Personal bankruptcy legal guidelines have also adjusted considering that 1980 to halt pupils from discharging their debts.

South Carolina’s law lets for condition employees to keep their positions if they resolve their personal debt difficulty.

If the worker cannot spend the full sum off at the moment, they have two solutions for escaping default: rehabilitation or consolidation. Each designs need the scholar to make a sure range of affordable every month payments, as decided by the personal loan supplier, prior to the financial debt is no longer considered default.

It is unclear why Smith, who made $126,000 a calendar year at the Sheriff’s Business, did not remediate her loans. The former chief deputy has not responded to requests for comment.

But to capture up on financial debt payments, a man or woman demands a occupation in the very first location.

It’s challenging to know how lots of folks have been denied point out positions, or simply just in no way utilized, for the reason that of their defaulted university student debts.

Numerous employment attorneys and professors informed The Put up and Courier they had been only dimly conscious that the legislation existed prior to Smith’s firing designed headlines.

Columbia legal professional Lewis Cromer has practiced employment legislation considering the fact that 1959. He claimed he knew about the law, but it not often arrived up in litigation.

“I’ve heard of it around the course of my observe, but I have no strategy when it arrived into influence,” Cromer said

Dennis Nolan began educating labor legislation at the University of South Carolina in 1974, though also operating an arbitration-and-mediation apply on the aspect. 

“Usually I keep a pretty shut eye on work regulation developments in SC but this one escaped me,” Nolan said in an e mail.

Joe Seiner, an additional USC legislation professor, stated he was also unfamiliar with the legislation, but he was anxious about the disparate impact it may possibly be getting on minority employing in federal government.

African American higher education graduates on normal owe $25,000 more in university student financial loan debt than White students though also going through increased prices of default — 18 per cent when compared with 9 p.c. At 13 %, Hispanic learners are also more probably to default than Whites.

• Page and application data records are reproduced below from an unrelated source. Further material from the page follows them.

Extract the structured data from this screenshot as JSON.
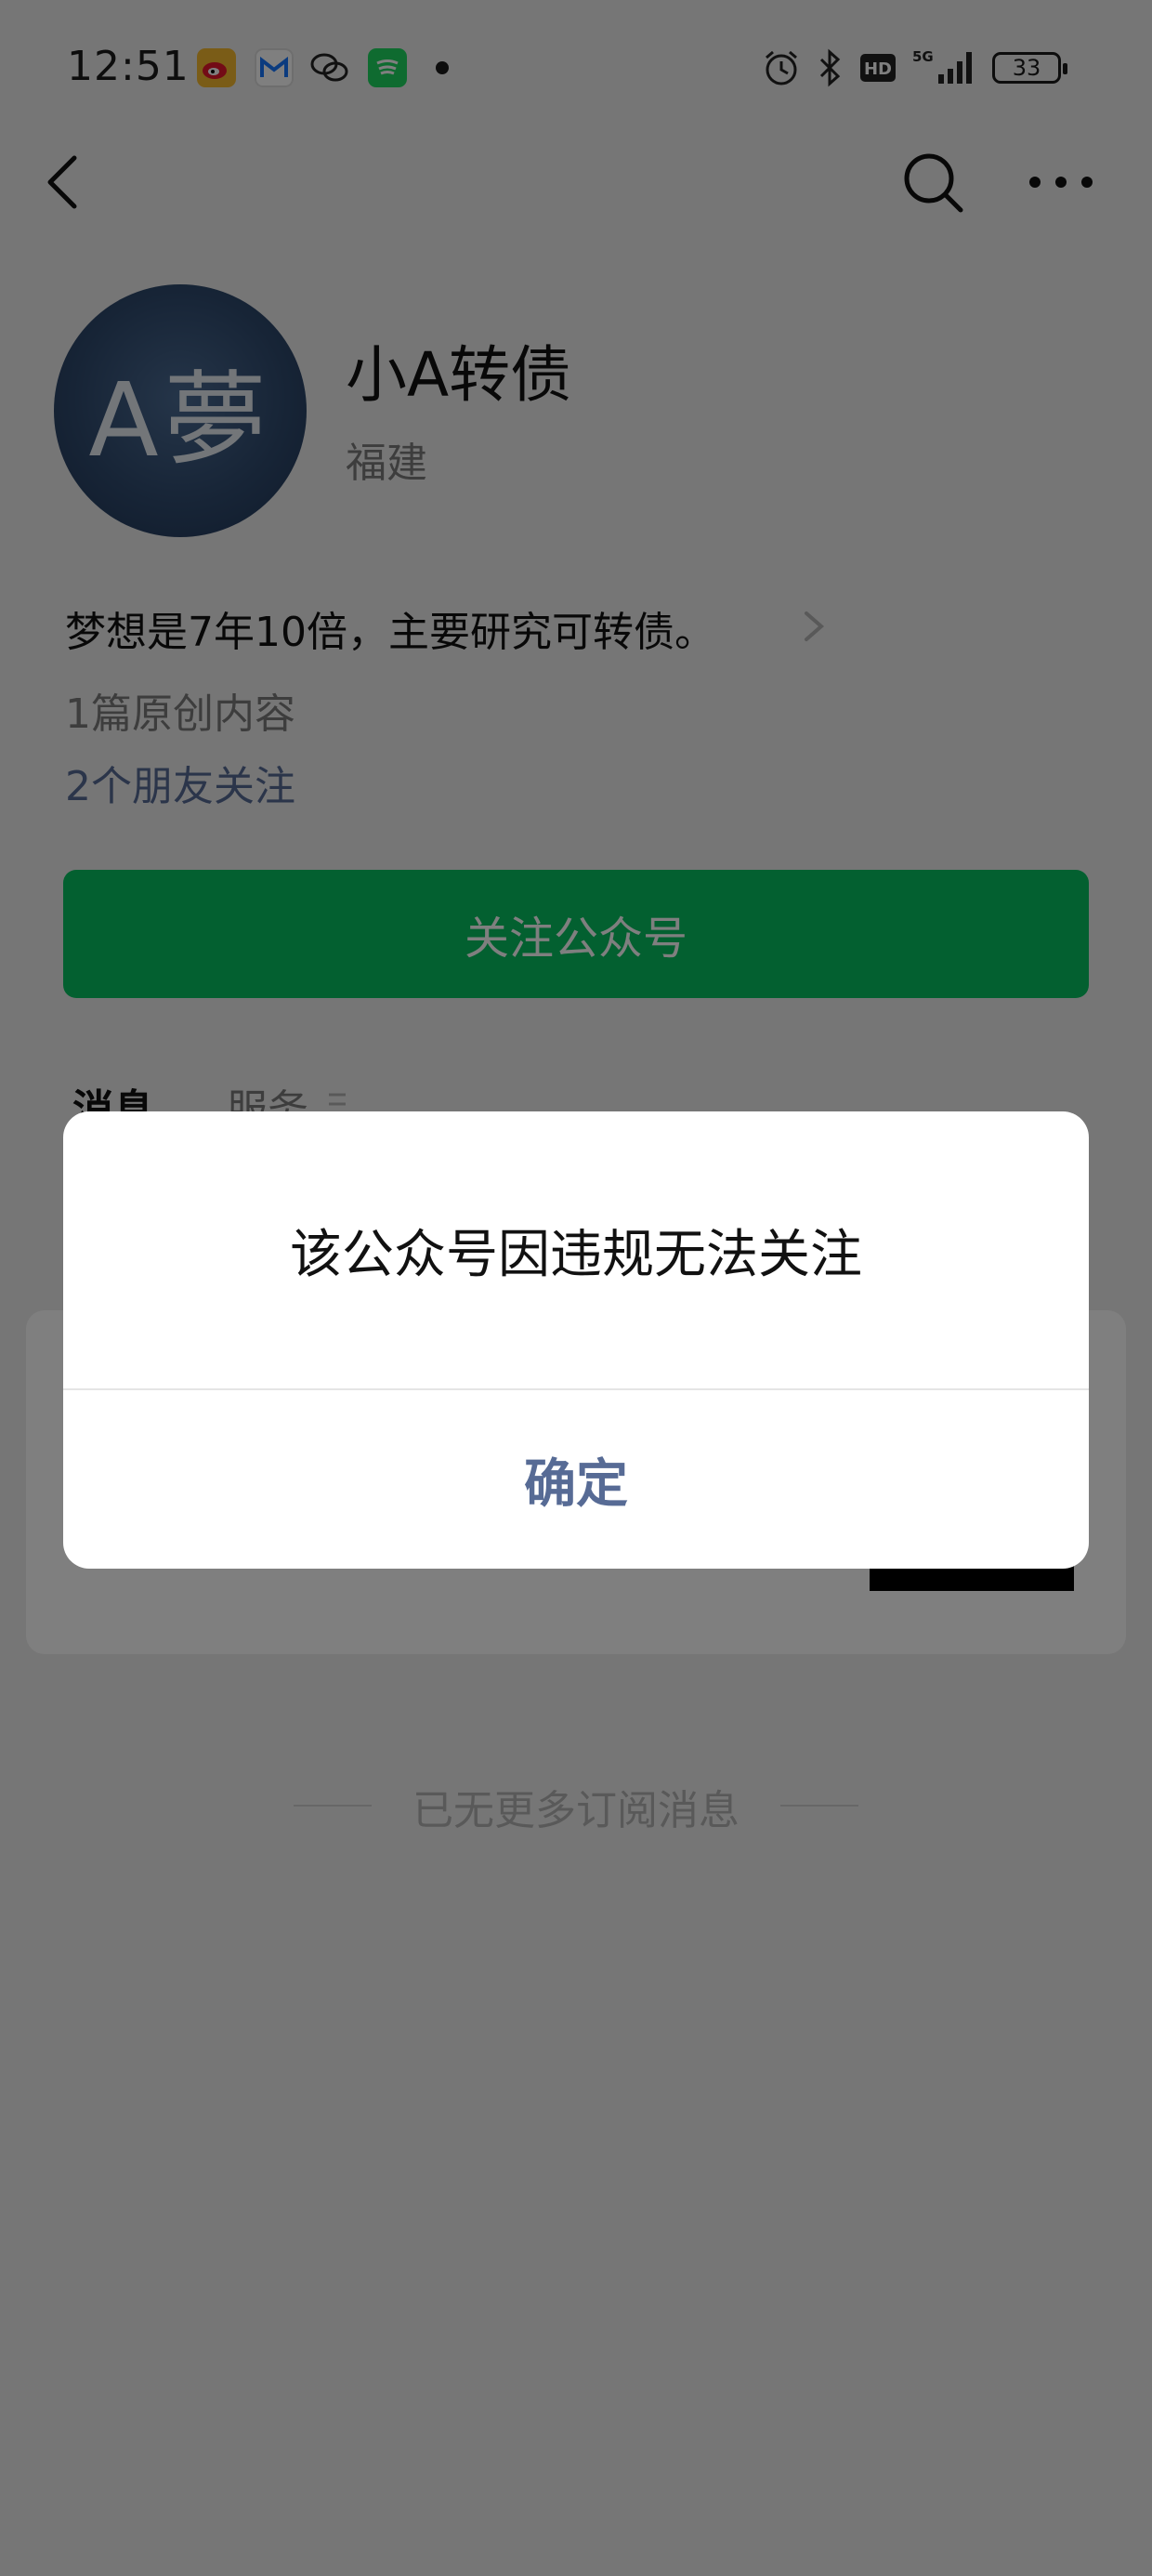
{
  "status_bar": {
    "time": "12:51",
    "battery": "33",
    "icons": [
      "weibo-icon",
      "mail-icon",
      "wechat-icon",
      "spotify-icon",
      "alarm-icon",
      "bluetooth-icon",
      "hd-icon",
      "signal-5g-icon",
      "battery-icon"
    ]
  },
  "nav": {
    "back_icon": "chevron-left-icon",
    "search_icon": "search-icon",
    "more_icon": "more-dots-icon"
  },
  "profile": {
    "avatar_text": "A夢",
    "name": "小A转债",
    "region": "福建",
    "bio": "梦想是7年10倍，主要研究可转债。",
    "original_count": "1篇原创内容",
    "friends_follow": "2个朋友关注",
    "follow_button": "关注公众号"
  },
  "tabs": {
    "messages": "消息",
    "services": "服务"
  },
  "footer": {
    "no_more": "已无更多订阅消息"
  },
  "dialog": {
    "message": "该公众号因违规无法关注",
    "confirm": "确定"
  },
  "colors": {
    "brand_green": "#07c160",
    "link_blue": "#576b95",
    "background": "#ededed"
  }
}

Seiner stated that if the regulation did discriminate versus selected teams a lot more than some others, it may possibly run afoul of federal work protections.

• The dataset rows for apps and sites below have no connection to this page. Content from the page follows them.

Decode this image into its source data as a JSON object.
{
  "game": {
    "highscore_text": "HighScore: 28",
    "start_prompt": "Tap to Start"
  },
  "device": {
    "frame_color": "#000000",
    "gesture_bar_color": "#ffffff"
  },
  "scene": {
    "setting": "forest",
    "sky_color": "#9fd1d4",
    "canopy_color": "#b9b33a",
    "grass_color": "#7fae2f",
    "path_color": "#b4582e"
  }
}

Public officers also expressed problems about the regulation.

Ninth Circuit General public Defender Ashley Pennington reported he’s by no means experienced to convert down a candidate or hearth a person of his lawyers in excess of student loans, but he nonetheless considered the legislation was negative policy.

Poor planning or just lousy luck can induce a particular person to fall guiding on their money owed, Pennington said.

“It of course serves culture for all those with university student personal debt who want to get the job done to come across employment,” the community defender stated.

Rep. Jerry Govan, who is functioning for state superintendent of training, co-sponsored the Student Bank loan Invoice of Rights Act very last 12 months to improve protections for debtors in South Carolina, but it did not handle the state’s choosing practice.

The Orangeburg Democrat explained people today wanted to shell out their obligations, but the legislation essentially trapped persons in a debtors’ prison.

“If you can’t get a occupation, how are you likely to pay out off financial debt?” he claimed. “It just doesn’t make feeling.”

Govan claimed he would speak to Point out Human Assets to come across out how lots of men and women have been turned down for point out work opportunities mainly because of student loan default.

Even Graziano expressed reservations about the regulation.

In an April 12 statement, the sheriff claimed she’d like to see the regulation amended to assist workers battling monetarily who make acceptable endeavours to address the debt dilemma.

Nevertheless, she pointed out that financial debt is a even larger problem for legislation enforcement officers, who may be much more inclined to impact or bribery for the reason that of money difficulties.